Earth and Atmospheric Sciences, Department of
Paleocene Mammalian Biostratigraphy of the Carbon Basin, Southeastern Wyoming, and Age Constraints on Local Phases of Tectonism
Date of this Version

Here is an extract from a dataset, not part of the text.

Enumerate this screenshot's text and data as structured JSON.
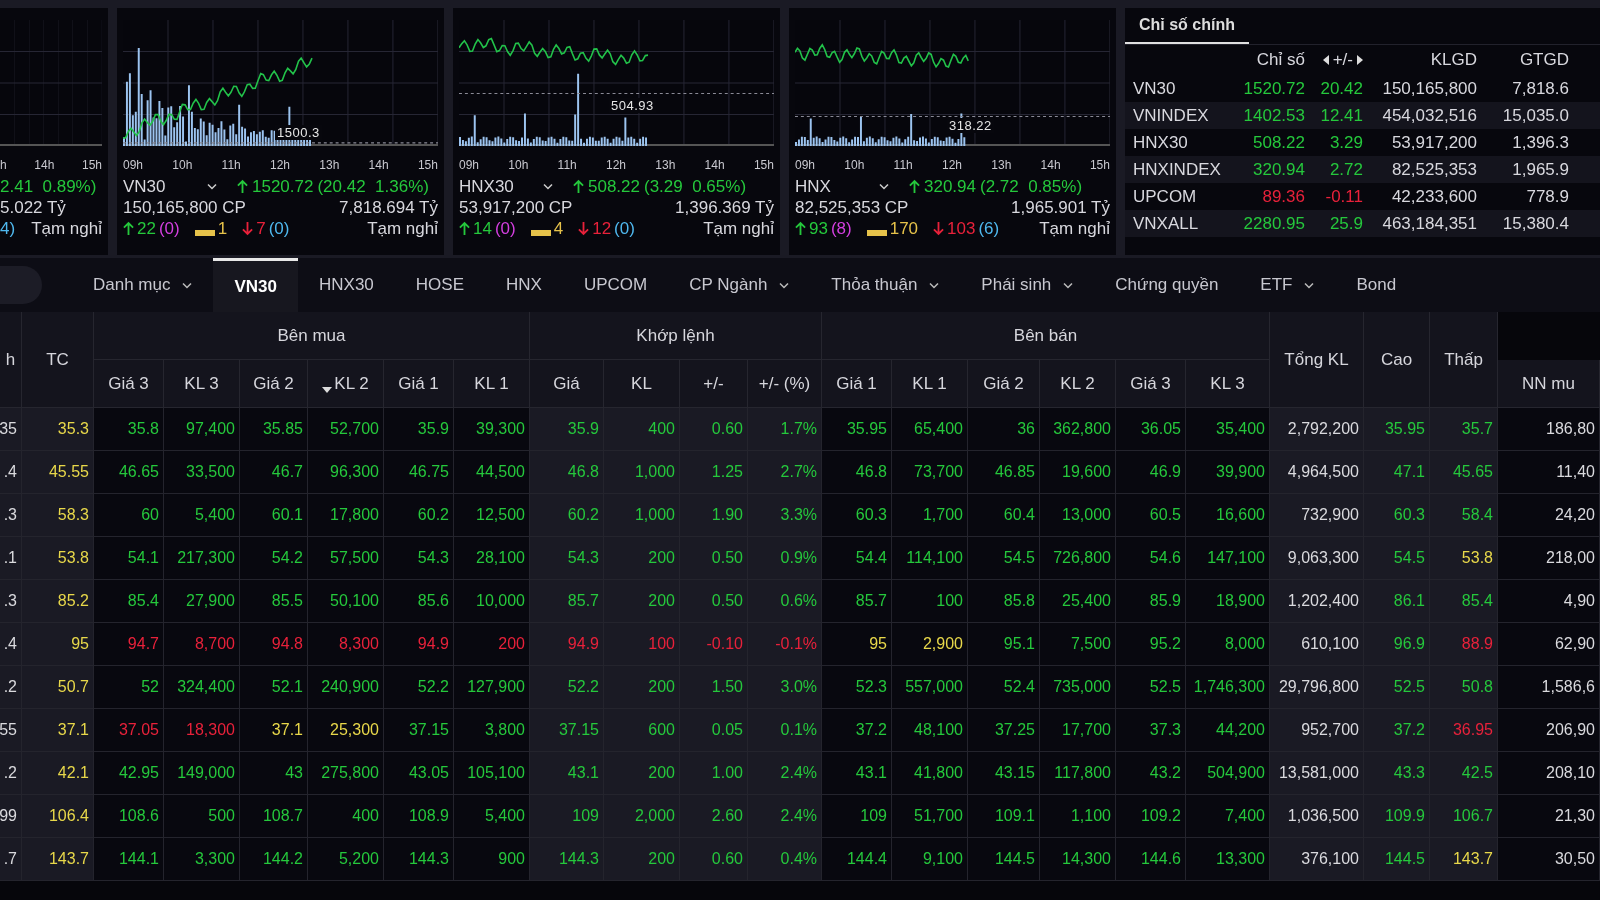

Mammalian fossils from two principal collecting areas in the lower Hanna Formation of the Carbon Basin comprise three faunas, the Grayson Ridge, Halfway Hill, and Sand Creek faunas. The Grayson Ridge and Halfway Hill faunas are diverse, consisting cumulatively of 29 mammalian species, at least two of which are new. The faunas are approximately equivalent in age and are either latest Torrejonian or earliest Tiffanian, or possibly sample both NALMAs. In any event, the faunas are very close in age to the lbrrejonian-Tiffanian boundary. Strata bearing the Grayson Ridge and Halfway Hill faunas were truncated by erosion, resulting in a previously unrecognized intraformational unconformity (IFU). The Sand Creek fauna consists of a meager sampling of mammalian fossils from directly above the unconformity and provides a Ti3-Ti5 age (middle or late Tiffanian) for strata overlying the unconformity. Fortuitous stratigraphic positioning of the faunas allowed age constraints to be placed upon two local phases of deformation. Simpson Ridge anticline, which separates the Hanna and Carbon basins, resulted from the first phase. Based upon lithologic correlation of the lower Ferris Formation at Simpson Ridge to its type section, development of Simpson Ridge began in the Lancian or Puercan time. Based upon fossil ages in the lower Hanna Formation, which onlaps the anticline, most, or all, of Simpson Ridge had formed by the early Tiffanian. A younger episode of deformation occurred no earlier than Ti4 (middle Tiffanian) and overprinted the folding of Simpson Ridge. Additionally, fossils from above and below the IFU suggest a hiatus of 1 to 3.5 m.y. in the lower Hanna Formation. Age constraints and orientations of Simpson Ridge anticline and an overprinting syncline suggest a local change in the direction of maximum shortening from early Paleocene to late Paleocene or Eocene.
Published in Rocky Mountain Geology (May 1998) 33(1): 119-154. Copyright 1998, the University of Wyoming. Used by permission.